Exactly one hundred years before the Alderney ship was wrecked, Columbus discovered America. During the century which followed the world was completely reshaped. When Columbus set off in 1492 Europe was a contained geographic unit that in many ways was still emerging from the Dark Ages; by the time the
Alderney ship set off for France in 1592 the Atlantic countries of Portugal, Spain and England had colonised the Americas and established fortified trading-posts that stretched from Brazil to China. The rapid ascendancy and spread of the West has been attributed to two factors, the deep-ocean wind ship and heavy ordnance.
Both in ships and artillery the sixteenth century was a period of great change. Their development was simultaneous and interdependent to the extent that in the gunned fighting ship, one became the other. From the small lightweight caravels of Columbus that were armed with low-impact, stone-throwing bombards, to the great purpose-built fighting ships of the Elizabethan era that carried high-performance, cast-iron, muzzle-loaders, it all happened in less than a hundred years.
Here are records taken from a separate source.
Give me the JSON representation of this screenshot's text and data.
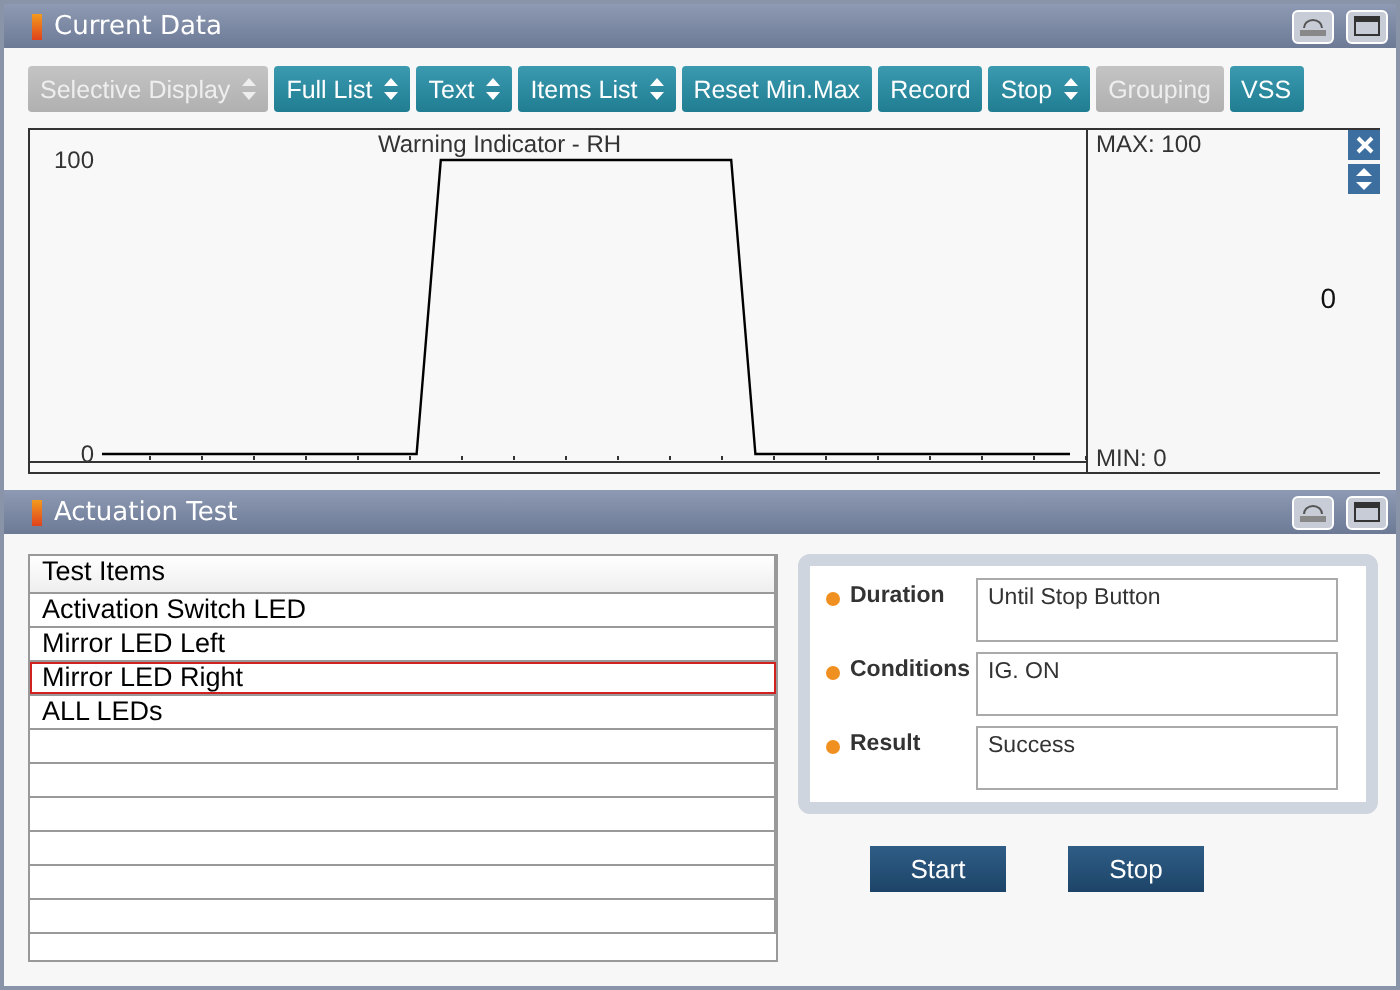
{
  "current_data": {
    "title": "Current Data",
    "toolbar": [
      {
        "label": "Selective Display",
        "kind": "dropdown",
        "disabled": true
      },
      {
        "label": "Full List",
        "kind": "dropdown",
        "disabled": false
      },
      {
        "label": "Text",
        "kind": "dropdown",
        "disabled": false
      },
      {
        "label": "Items List",
        "kind": "dropdown",
        "disabled": false
      },
      {
        "label": "Reset Min.Max",
        "kind": "plain",
        "disabled": false
      },
      {
        "label": "Record",
        "kind": "plain",
        "disabled": false
      },
      {
        "label": "Stop",
        "kind": "dropdown",
        "disabled": false
      },
      {
        "label": "Grouping",
        "kind": "plain",
        "disabled": true
      },
      {
        "label": "VSS",
        "kind": "plain",
        "disabled": false
      }
    ],
    "graph": {
      "max": "MAX: 100",
      "min": "MIN: 0",
      "current": "0",
      "chart_data": {
        "type": "line",
        "title": "Warning Indicator - RH",
        "ylim": [
          0,
          100
        ],
        "yticks": [
          0,
          100
        ],
        "series": [
          {
            "color": "#000000",
            "values": [
              0,
              0,
              0,
              0,
              0,
              0,
              0,
              0,
              0,
              0,
              0,
              0,
              0,
              0,
              100,
              100,
              100,
              100,
              100,
              100,
              100,
              100,
              100,
              100,
              100,
              100,
              100,
              0,
              0,
              0,
              0,
              0,
              0,
              0,
              0,
              0,
              0,
              0,
              0,
              0,
              0
            ]
          }
        ]
      }
    }
  },
  "actuation_test": {
    "title": "Actuation Test",
    "list": {
      "header": "Test Items",
      "rows": [
        {
          "label": "Activation Switch LED",
          "selected": false
        },
        {
          "label": "Mirror LED Left",
          "selected": false
        },
        {
          "label": "Mirror LED Right",
          "selected": true
        },
        {
          "label": "ALL LEDs",
          "selected": false
        }
      ]
    },
    "info": [
      {
        "label": "Duration",
        "value": "Until Stop Button"
      },
      {
        "label": "Conditions",
        "value": "IG. ON"
      },
      {
        "label": "Result",
        "value": "Success"
      }
    ],
    "buttons": [
      "Start",
      "Stop"
    ]
  }
}
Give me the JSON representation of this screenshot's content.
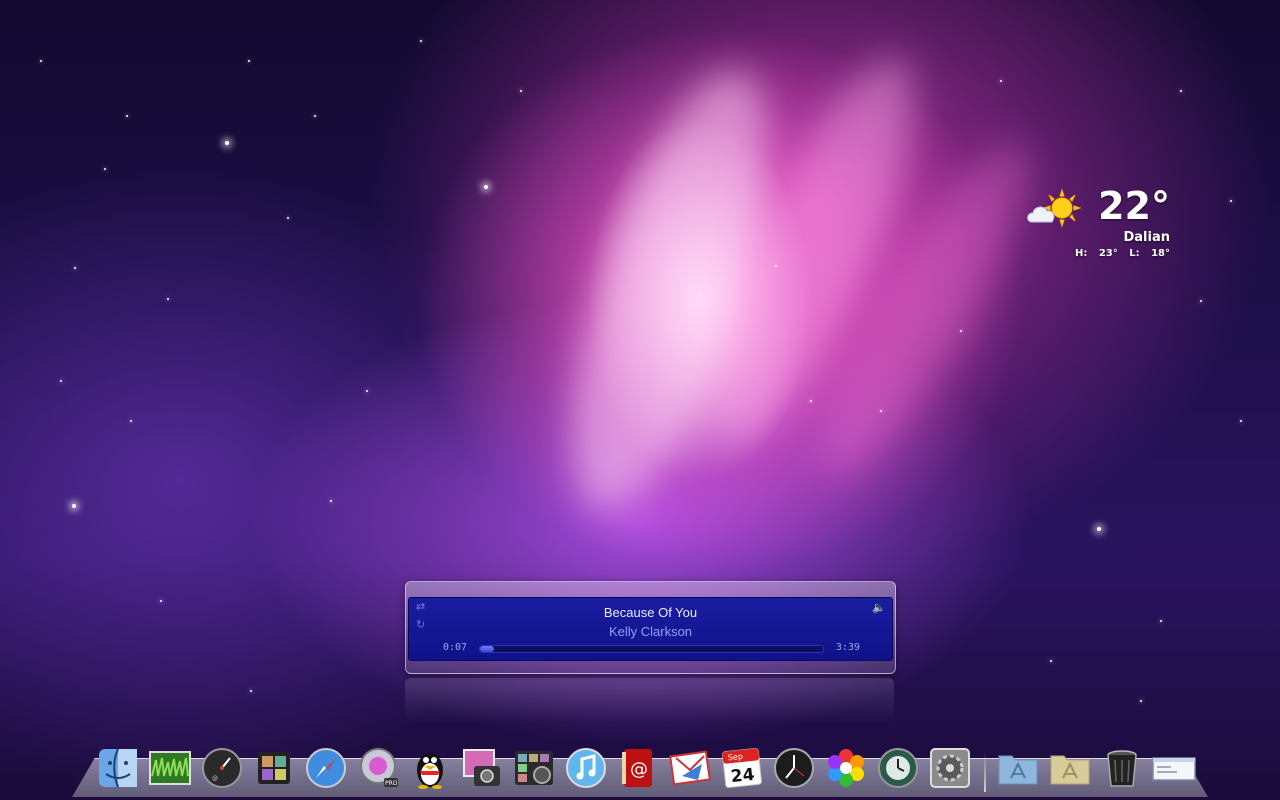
{
  "weather": {
    "temperature": "22°",
    "city": "Dalian",
    "high_low": "H: 23°  L: 18°",
    "condition_icon": "partly-cloudy-icon"
  },
  "music_player": {
    "song_title": "Because Of You",
    "artist": "Kelly Clarkson",
    "elapsed": "0:07",
    "duration": "3:39",
    "progress_percent": 4,
    "screen_color": "#1a1da0"
  },
  "dock": {
    "calendar_month": "Sep",
    "calendar_day": "24",
    "items": [
      "finder-icon",
      "grass-photo-icon",
      "dashboard-icon",
      "photo-booth-icon",
      "safari-icon",
      "quicktime-pro-icon",
      "qq-penguin-icon",
      "iphoto-icon",
      "photo-gallery-icon",
      "itunes-icon",
      "address-book-icon",
      "mail-icon",
      "calendar-icon",
      "clock-icon",
      "color-picker-icon",
      "time-machine-icon",
      "system-preferences-icon",
      "applications-folder-icon",
      "documents-folder-icon",
      "trash-icon",
      "window-icon"
    ]
  }
}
The cannon from the Alderney Elizabethan wreck represent a high point in artillery science that would not be surpassed until the Victorian period. Their importance, however, lies not in any one piece but in them all as a coordinated seriation, for the Alderney guns are our earliest complete, datable, provenanced gun unit of a kind that was to become (in the words of the esteemed ordnance scholar Adrian Caruana) ‘the standard naval weapon system for over three hundred years, during which period the Navy accomplished more than ever before, and arguably more than it has ever done since. The study of the weapon system with which the Navy achieved global dominance is as significant as the study of the warship itself’.